Lest you think we’re joking, here’s a link to the catalog record. The pamphlet reprints an oration delivered by David Daggett to the citizens of New Haven, Connecticut on the Fourth of July, 1799.

Of course, at the risk of spoiling the fun, we have to note that the title is actually a reference to Jonathan Swift’s Gulliver’s Travels. Since Swift was a pretty funny guy himself, we’re hoping you’ll forgive us.

Happy Fourth of July from the RBMSCL!

Thanks to Beth Ann Koelsch, who brought this treasure to our attention many years ago.

Happy United Nations Charter Day!

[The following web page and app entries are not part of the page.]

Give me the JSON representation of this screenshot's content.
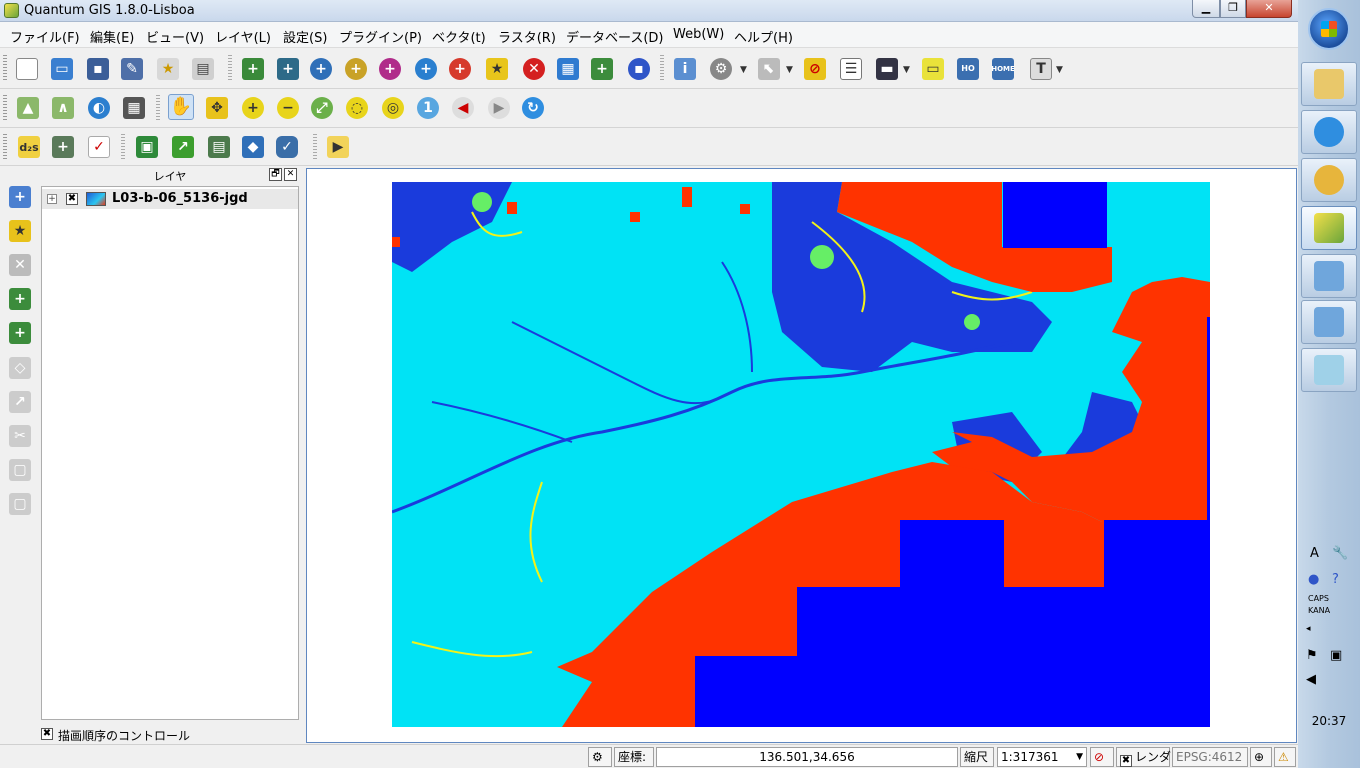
{
  "window": {
    "title": "Quantum GIS 1.8.0-Lisboa",
    "minimize": "▁",
    "maximize": "❐",
    "close": "✕"
  },
  "menu": [
    "ファイル(F)",
    "編集(E)",
    "ビュー(V)",
    "レイヤ(L)",
    "設定(S)",
    "プラグイン(P)",
    "ベクタ(t)",
    "ラスタ(R)",
    "データベース(D)",
    "Web(W)",
    "ヘルプ(H)"
  ],
  "toolbar_icons": {
    "file": [
      "new-project-icon",
      "open-project-icon",
      "save-project-icon",
      "save-as-icon",
      "print-composer-icon",
      "print-icon"
    ],
    "layer": [
      "add-vector-layer-icon",
      "add-raster-layer-icon",
      "add-postgis-layer-icon",
      "add-spatialite-layer-icon",
      "add-mssql-layer-icon",
      "add-wms-layer-icon",
      "add-wcs-layer-icon",
      "add-wfs-layer-icon",
      "remove-layer-icon",
      "new-shapefile-icon",
      "add-delimited-text-icon",
      "oracle-georaster-icon"
    ],
    "attributes": [
      "identify-icon",
      "action-icon",
      "select-icon",
      "deselect-icon",
      "attribute-table-icon",
      "measure-icon",
      "annotation-icon",
      "set-home-icon",
      "home-icon",
      "text-annotation-icon"
    ],
    "nav": [
      "raster-histogram-icon",
      "raster-stretch-icon",
      "globe-icon",
      "pixel-info-icon",
      "pan-icon",
      "pan-to-selection-icon",
      "zoom-in-icon",
      "zoom-out-icon",
      "zoom-full-icon",
      "zoom-selection-icon",
      "zoom-layer-icon",
      "zoom-actual-icon",
      "zoom-last-icon",
      "zoom-next-icon",
      "refresh-icon"
    ],
    "plugins": [
      "d2s-icon",
      "plugin-add-icon",
      "georeferencer-icon",
      "grass-open-icon",
      "grass-tools-icon",
      "grass-mapset-icon",
      "grass-region-icon",
      "database-icon",
      "python-console-icon"
    ],
    "digitize": [
      "add-vector-icon",
      "new-layer-icon",
      "remove-icon",
      "add-feature-icon",
      "edit-icon",
      "node-tool-icon",
      "move-icon",
      "split-icon",
      "merge-icon",
      "reshape-icon"
    ]
  },
  "layers_panel": {
    "title": "レイヤ",
    "float_btn": "🗗",
    "close_btn": "✕",
    "expand": "+",
    "check": "✖",
    "layers": [
      {
        "name": "L03-b-06_5136-jgd",
        "visible": true
      }
    ],
    "draw_order_check": "✖",
    "draw_order_label": "描画順序のコントロール"
  },
  "colors": {
    "water": "#00e3f5",
    "forest": "#1a3bdc",
    "urban": "#ff3300",
    "farmland": "#f2f219",
    "field": "#66ee66",
    "nodata": "#0000ff"
  },
  "status": {
    "coord_label": "座標:",
    "coord_value": "136.501,34.656",
    "scale_label": "縮尺",
    "scale_value": "1:317361",
    "render_label": "レンダ",
    "render_check": "✖",
    "epsg": "EPSG:4612"
  },
  "taskbar": {
    "clock": "20:37",
    "caps": "CAPS",
    "kana": "KANA"
  }
}
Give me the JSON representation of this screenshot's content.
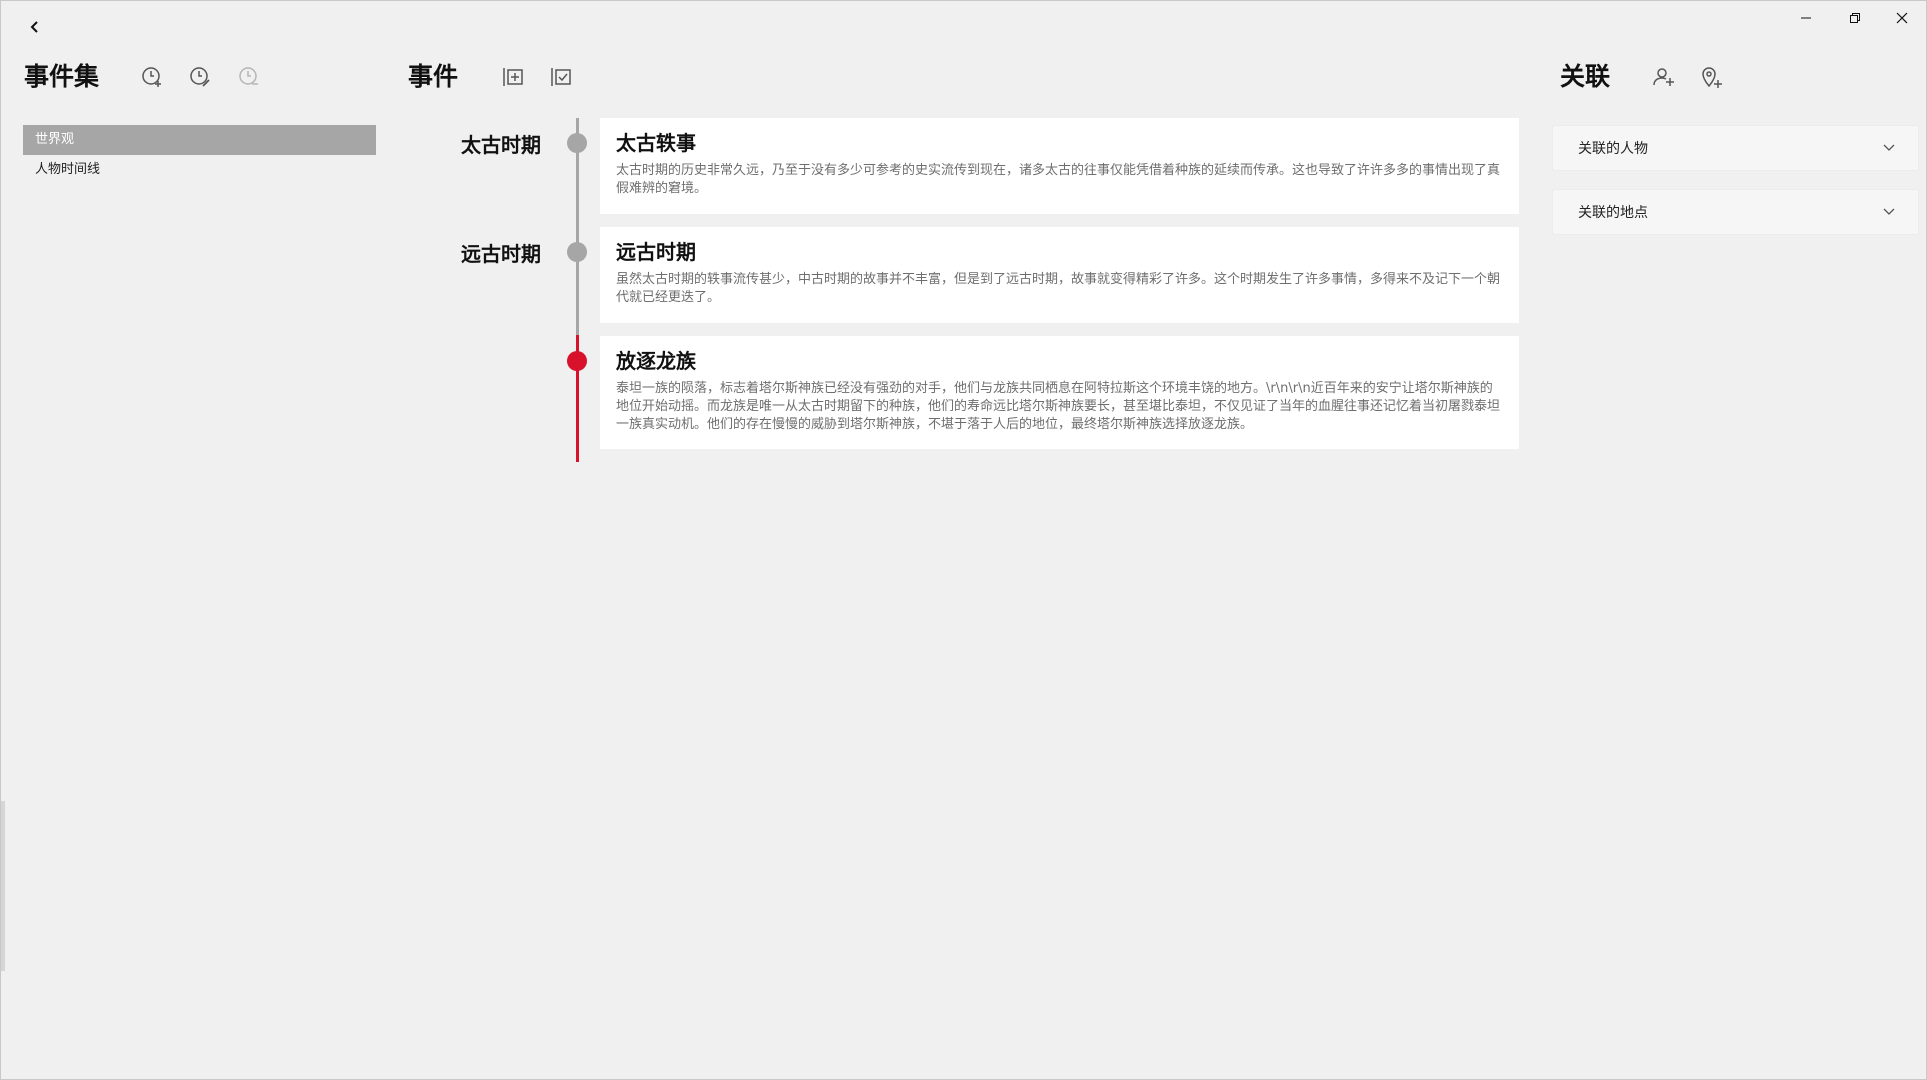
{
  "titlebar": {
    "back_icon": "chevron-left-icon",
    "controls": [
      "minimize-icon",
      "restore-icon",
      "close-icon"
    ]
  },
  "event_sets": {
    "title": "事件集",
    "toolbar_icons": [
      "clock-add-icon",
      "clock-edit-icon",
      "clock-remove-icon"
    ],
    "items": [
      {
        "label": "世界观",
        "selected": true
      },
      {
        "label": "人物时间线",
        "selected": false
      }
    ]
  },
  "events": {
    "title": "事件",
    "toolbar_icons": [
      "add-event-icon",
      "checklist-icon"
    ],
    "items": [
      {
        "era": "太古时期",
        "title": "太古轶事",
        "body": "太古时期的历史非常久远，乃至于没有多少可参考的史实流传到现在，诸多太古的往事仅能凭借着种族的延续而传承。这也导致了许许多多的事情出现了真假难辨的窘境。",
        "active": false
      },
      {
        "era": "远古时期",
        "title": "远古时期",
        "body": "虽然太古时期的轶事流传甚少，中古时期的故事并不丰富，但是到了远古时期，故事就变得精彩了许多。这个时期发生了许多事情，多得来不及记下一个朝代就已经更迭了。",
        "active": false
      },
      {
        "era": "",
        "title": "放逐龙族",
        "body": "泰坦一族的陨落，标志着塔尔斯神族已经没有强劲的对手，他们与龙族共同栖息在阿特拉斯这个环境丰饶的地方。\\r\\n\\r\\n近百年来的安宁让塔尔斯神族的地位开始动摇。而龙族是唯一从太古时期留下的种族，他们的寿命远比塔尔斯神族要长，甚至堪比泰坦，不仅见证了当年的血腥往事还记忆着当初屠戮泰坦一族真实动机。他们的存在慢慢的威胁到塔尔斯神族，不堪于落于人后的地位，最终塔尔斯神族选择放逐龙族。",
        "active": true
      }
    ]
  },
  "relations": {
    "title": "关联",
    "toolbar_icons": [
      "add-person-icon",
      "add-location-icon"
    ],
    "sections": [
      {
        "label": "关联的人物"
      },
      {
        "label": "关联的地点"
      }
    ]
  },
  "colors": {
    "accent": "#d7122a",
    "timeline_gray": "#a6a6a6",
    "selected_bg": "#a6a6a6",
    "background": "#f0f0f0",
    "card_bg": "#ffffff"
  }
}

The United Nations Conference on International Organization officially convened between April 25 and June 26, 1945 in San Francisco. On 26 June 1945, delegations from 50 countries signed the United Nations Charter, a constituent treaty by which all member nations are bound in an international body and in which organization’s mission and commitment to peaceful resolution are defined.

The Veil by Julie Chen, 2002.
Photo courtesy of Vamp and Tramp Booksellers.


Over fifty years later, book artist Julie Chen wove the text of the famously eloquent Preamble into her 2002 free-standing concertina, The Veil. This carousel book offers the artist’s reflections on the political conflicts in the Middle East through both words and abstract visual meditations which unfold over the text of the charter. The Veil will be featured in the Sallie Bingham Center for Women’s History and Culture’s Book + Arts Exhibit this October.

Post contributed by Christine Well, UNC SILS graduate student volunteer, Sallie Bingham Center for Women’s History and Culture.

Dispatches from the David M. Rubenstein Rare Book and Manuscript Library at Duke University